• **SOURCE DATA**:
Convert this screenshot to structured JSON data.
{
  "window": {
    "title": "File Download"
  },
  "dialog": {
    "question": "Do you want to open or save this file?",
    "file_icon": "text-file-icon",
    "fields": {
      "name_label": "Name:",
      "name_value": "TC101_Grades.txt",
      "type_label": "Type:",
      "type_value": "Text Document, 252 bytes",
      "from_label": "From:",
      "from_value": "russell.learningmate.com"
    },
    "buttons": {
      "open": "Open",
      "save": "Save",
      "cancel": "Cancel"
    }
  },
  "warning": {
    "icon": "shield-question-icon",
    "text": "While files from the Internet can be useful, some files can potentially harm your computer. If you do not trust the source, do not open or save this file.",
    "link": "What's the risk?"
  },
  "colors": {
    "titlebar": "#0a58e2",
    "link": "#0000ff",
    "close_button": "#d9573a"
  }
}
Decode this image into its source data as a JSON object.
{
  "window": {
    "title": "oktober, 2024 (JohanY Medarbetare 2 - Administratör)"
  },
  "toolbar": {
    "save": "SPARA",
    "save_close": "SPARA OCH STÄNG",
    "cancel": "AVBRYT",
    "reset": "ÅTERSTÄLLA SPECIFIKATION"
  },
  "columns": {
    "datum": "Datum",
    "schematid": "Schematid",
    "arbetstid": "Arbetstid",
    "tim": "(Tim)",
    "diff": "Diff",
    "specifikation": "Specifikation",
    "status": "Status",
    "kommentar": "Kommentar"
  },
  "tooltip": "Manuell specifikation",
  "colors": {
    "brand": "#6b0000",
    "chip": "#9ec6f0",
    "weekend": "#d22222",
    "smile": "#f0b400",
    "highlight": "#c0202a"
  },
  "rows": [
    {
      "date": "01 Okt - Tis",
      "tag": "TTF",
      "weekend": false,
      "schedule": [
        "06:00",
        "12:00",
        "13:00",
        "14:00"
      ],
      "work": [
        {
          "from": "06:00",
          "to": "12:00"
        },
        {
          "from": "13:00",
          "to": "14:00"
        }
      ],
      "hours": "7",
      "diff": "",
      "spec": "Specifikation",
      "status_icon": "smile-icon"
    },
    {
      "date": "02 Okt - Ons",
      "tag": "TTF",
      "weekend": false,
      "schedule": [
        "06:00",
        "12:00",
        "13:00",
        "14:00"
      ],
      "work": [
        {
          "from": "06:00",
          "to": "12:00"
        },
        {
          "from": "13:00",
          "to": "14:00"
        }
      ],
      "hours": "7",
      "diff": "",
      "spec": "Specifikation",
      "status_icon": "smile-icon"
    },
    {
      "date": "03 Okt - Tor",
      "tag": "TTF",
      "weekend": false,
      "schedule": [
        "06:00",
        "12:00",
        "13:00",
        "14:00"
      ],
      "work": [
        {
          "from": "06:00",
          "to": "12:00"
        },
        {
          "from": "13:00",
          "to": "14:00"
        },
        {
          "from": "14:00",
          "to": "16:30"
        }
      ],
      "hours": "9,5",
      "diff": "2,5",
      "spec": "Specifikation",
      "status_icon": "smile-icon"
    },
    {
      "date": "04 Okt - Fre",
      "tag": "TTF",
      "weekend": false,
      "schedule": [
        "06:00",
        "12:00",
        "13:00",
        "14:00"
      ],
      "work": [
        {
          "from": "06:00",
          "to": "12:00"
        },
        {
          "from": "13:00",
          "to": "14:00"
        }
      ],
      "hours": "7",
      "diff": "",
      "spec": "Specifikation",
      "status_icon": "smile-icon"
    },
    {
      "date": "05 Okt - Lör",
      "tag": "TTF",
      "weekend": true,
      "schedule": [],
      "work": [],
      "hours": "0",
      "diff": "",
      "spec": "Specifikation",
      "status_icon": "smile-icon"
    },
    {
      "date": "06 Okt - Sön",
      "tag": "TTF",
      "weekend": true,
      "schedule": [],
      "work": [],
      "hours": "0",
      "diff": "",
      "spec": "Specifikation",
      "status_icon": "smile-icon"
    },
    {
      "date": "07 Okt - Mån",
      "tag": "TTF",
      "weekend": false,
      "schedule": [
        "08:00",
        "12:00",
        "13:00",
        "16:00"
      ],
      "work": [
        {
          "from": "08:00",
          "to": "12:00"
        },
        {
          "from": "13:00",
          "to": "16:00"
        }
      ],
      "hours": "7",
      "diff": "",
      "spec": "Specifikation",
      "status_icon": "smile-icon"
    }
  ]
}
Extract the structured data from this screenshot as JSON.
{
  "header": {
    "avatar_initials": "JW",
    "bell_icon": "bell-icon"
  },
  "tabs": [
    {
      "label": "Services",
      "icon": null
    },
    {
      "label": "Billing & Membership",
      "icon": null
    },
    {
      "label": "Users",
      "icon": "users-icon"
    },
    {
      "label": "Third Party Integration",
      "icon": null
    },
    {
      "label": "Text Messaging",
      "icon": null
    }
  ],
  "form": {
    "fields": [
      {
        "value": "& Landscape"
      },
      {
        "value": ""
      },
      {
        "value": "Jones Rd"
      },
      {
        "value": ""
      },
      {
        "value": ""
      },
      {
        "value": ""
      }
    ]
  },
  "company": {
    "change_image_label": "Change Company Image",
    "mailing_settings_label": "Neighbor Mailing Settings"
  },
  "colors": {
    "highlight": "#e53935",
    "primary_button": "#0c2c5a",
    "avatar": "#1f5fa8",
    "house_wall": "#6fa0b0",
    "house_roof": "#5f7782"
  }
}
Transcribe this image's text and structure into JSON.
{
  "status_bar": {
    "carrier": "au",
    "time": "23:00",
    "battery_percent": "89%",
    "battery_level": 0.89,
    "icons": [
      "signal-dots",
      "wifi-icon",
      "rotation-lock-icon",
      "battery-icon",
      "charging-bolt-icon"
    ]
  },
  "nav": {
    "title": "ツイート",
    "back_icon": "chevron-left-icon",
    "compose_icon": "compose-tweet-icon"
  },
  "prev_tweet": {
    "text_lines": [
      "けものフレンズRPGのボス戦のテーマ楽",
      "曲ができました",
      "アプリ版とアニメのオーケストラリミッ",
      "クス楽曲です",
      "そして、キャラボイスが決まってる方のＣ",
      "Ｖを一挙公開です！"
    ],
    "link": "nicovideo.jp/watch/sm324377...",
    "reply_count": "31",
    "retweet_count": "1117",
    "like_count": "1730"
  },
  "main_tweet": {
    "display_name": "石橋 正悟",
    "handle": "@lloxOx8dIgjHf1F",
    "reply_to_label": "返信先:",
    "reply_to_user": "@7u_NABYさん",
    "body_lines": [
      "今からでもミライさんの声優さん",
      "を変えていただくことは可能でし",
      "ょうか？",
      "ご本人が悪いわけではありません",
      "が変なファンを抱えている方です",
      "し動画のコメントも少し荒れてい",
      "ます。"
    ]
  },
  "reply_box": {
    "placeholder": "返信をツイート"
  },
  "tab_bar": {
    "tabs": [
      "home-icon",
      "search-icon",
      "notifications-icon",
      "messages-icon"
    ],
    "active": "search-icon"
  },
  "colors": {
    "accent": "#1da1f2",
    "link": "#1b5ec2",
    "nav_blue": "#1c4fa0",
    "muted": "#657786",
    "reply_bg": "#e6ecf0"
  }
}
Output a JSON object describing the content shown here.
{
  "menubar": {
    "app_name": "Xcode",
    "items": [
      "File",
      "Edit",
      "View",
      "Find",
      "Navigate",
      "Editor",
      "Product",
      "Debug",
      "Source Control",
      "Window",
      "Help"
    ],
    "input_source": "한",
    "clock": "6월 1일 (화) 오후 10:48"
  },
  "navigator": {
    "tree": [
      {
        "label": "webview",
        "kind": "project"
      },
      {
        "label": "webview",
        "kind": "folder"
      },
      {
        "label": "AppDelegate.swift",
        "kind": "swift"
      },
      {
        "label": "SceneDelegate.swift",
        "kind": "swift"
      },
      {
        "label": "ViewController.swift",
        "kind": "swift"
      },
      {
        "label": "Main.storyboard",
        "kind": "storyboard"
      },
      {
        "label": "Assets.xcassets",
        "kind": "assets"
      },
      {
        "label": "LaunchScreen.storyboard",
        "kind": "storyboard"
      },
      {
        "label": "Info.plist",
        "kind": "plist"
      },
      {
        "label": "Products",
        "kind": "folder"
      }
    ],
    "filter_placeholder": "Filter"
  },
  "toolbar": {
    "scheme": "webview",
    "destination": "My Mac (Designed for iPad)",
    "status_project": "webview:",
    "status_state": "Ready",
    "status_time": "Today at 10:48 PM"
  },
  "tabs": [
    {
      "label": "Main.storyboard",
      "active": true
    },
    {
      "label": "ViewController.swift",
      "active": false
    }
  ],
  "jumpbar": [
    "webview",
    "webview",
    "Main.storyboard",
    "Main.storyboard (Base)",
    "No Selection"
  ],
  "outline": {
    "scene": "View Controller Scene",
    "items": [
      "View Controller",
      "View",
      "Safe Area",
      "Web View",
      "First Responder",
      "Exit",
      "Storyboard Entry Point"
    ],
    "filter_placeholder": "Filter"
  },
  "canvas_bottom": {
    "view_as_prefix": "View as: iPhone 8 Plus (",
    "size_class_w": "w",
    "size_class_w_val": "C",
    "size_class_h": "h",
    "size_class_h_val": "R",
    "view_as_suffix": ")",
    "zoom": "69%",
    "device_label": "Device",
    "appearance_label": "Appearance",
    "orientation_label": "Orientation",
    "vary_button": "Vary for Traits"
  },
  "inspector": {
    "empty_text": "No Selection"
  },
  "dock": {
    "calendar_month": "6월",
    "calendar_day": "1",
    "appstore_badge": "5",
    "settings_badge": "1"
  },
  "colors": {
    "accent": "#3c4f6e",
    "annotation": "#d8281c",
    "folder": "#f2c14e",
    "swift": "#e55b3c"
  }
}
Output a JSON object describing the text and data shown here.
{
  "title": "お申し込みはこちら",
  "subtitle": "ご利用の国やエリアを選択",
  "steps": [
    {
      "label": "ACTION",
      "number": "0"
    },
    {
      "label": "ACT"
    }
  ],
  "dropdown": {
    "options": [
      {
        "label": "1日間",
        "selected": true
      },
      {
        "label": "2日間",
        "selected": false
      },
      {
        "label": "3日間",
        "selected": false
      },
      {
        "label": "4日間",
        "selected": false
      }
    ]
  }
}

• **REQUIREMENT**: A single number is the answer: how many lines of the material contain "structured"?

• **OUTPUT OF THE TASK**: 2